iHome: Smart Home Management as a Service in the Cloud and the Fog

  • George Myrizakis
  • Euripides G. M. PetrakisEmail author
Conference paper
Part of the Advances in Intelligent Systems and Computing book series (AISC, volume 926)


We present iHome, a smart home management service in the cloud. The service addresses the need of users to monitor and control their homes remotely provided that the home devices are “smart” themselves (i.e. they can be connected to the internet and operated remotely). Home devices transmit their identifier, measurements and status to a fog node and from there to the cloud. To mitigate concerns in regards to data protection, communication delays in delivering large amounts of data to the cloud, all services for the home are realized within a fog node installed at home. This information becomes available to registered users in the cloud based on subscriptions (i.e. to users authorized to review and respond to this information). User access rights are defined based on user roles (i.e. cloud administrators, home moderators and residents). Besides data publication and subscription services, an innovative feature of iHome, is a rule-based event management service which forwards alerts to subscribed users for responding to critical events (i.e. incidents of fire, malfunctioning appliances at home). iHome is implemented based on principles of Service Oriented Architecture design as a composition of RESTful services.

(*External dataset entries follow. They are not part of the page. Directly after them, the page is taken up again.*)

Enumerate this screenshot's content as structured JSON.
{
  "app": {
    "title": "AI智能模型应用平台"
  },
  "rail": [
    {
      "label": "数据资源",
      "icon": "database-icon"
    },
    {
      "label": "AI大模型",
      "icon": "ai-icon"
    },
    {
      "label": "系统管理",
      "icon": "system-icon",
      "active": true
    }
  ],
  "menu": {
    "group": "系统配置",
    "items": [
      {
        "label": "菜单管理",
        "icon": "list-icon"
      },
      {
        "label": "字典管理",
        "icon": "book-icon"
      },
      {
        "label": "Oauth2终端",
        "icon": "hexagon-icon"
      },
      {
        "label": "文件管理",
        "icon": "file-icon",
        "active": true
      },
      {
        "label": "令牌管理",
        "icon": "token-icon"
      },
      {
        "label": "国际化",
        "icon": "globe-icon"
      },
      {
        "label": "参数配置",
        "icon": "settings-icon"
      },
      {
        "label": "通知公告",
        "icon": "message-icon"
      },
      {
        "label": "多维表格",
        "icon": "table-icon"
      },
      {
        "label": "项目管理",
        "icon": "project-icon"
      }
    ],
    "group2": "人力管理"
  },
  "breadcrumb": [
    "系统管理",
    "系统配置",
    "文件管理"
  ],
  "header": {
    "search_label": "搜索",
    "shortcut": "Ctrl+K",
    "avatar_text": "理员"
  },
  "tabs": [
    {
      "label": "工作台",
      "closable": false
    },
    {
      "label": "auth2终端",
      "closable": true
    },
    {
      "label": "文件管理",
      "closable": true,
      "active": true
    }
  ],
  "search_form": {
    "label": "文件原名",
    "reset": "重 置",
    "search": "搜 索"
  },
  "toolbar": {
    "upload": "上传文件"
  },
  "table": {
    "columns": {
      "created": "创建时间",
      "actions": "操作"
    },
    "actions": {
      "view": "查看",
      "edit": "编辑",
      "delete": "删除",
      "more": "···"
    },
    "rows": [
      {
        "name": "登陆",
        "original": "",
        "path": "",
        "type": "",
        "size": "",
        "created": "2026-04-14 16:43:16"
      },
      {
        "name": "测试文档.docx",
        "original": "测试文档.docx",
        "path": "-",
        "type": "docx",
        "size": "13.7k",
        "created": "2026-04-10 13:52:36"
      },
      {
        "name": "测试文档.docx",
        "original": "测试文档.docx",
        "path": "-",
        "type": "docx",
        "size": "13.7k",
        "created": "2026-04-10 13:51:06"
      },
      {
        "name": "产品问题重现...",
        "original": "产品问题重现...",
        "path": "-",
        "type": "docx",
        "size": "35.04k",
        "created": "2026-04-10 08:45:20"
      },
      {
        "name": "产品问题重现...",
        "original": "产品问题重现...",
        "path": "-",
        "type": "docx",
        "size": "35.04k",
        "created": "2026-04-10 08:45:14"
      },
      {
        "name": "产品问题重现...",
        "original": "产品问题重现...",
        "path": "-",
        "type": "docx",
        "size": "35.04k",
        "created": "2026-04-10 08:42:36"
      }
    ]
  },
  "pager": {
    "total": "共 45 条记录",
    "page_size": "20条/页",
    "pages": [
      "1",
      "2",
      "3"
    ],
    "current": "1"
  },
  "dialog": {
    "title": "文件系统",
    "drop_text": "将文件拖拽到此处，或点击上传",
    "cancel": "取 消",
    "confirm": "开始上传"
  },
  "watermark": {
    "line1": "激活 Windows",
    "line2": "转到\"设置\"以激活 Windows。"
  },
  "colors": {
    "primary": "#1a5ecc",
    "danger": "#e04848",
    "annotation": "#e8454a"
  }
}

  1. 1.
    Bassi, A., Bauer, M., Fiedler, M., Kramp, T., van Kranenburg, R., Lange, S., Meissner, S.: Enabling Things to Talk: Designing IoT Solutions with the IoT Architectural Reference Model. Springer, Heidelberg (2013)CrossRefGoogle Scholar
  2. 2.
    Bonomi, F., Milito, R.A., Zhu, J., Addepalli, S.: Fog computing and its role in the internet of things. In: Proceedings of the First Edition of the MCC Workshop on Mobile Cloud Computing (MCC 2012), pp. 13–16, Helsinki, Finland, 8 2012Google Scholar
  3. 3.
    Ghosh, S.: Smart homes: architectural and engineering design imperatives for smart city building codes. In: Technologies of Smart-City Energy Security and Power (ICSESP 2018), pp. 1–4, Bhubaneswar, India, March 2018Google Scholar
  4. 4.
    OpenFog Architecture Working Group. Openfog architecture overview, February 2016Google Scholar
  5. 5.
    Liu, L., Liu, Y., Wang, L., Zomaya, A., Hu, S.: Economical and balanced energy usage in the smart home infrastructure: a tutorial and new results. IEEE Trans. Emerg. Top. Comput. 3(4), 556–570 (2015)CrossRefGoogle Scholar
  6. 6.
    Myrizakis, G.: iHome: smart home management as a service in the cloud. Technical report TR-TUC-ISL-01-2019, Diploma thesis, School of Electrical and Computer Engineering, Technical University of Crete (TUC), Chania, Crete, January 2019Google Scholar
  7. 7.
    Petrakis, E.G.M., Sotiriadis, S., Soultanopoulos, T., Renta, P.T., Buyya, R., Bessis, N.: Internet of things as a service (iTaaS): challenges and solutions for management of sensor data on the cloud and the fog. Internet Things 3–4(9), 156–174 (2018)CrossRefGoogle Scholar
  8. 8.
    Rehman, S., Gruhn, V.: An approach to secure smart homes in cyber-physical systems/internet-of-things. In: Software Defined Systems (SDS), pp. 126–129, Barcelona, Spain, May 2018Google Scholar
  9. 9.
    Schreier, S.: Modeling restful applications. In: ACM International Workshop on RESTful Design (WS-REST 2011), pp. 15–21, Hyderabad, India, 3 2011Google Scholar
  10. 10.
    Sotiriadis, S., Stravoskoufos, K., Petrakis, E.G.M.: Future internet systems design and implementation, cloud and IoT services based on IoT-a and FIWARE. In: Angelakis, V., Tragos, E.Z., Kapovits, A., Poehls, H.C., Bassi, A. (eds.), Designing, Developing and Facilitating Smart Cities: Urban Design to IoT Solutions, pp. 193–207. Springer, October 2017. Chap. 10Google Scholar

Copyright information

© Springer Nature Switzerland AG 2020

Authors and Affiliations

  1. 1.School of Electrical and Computer EngineeringTechnical University of Crete (TUC)ChaniaGreece

Personalised recommendations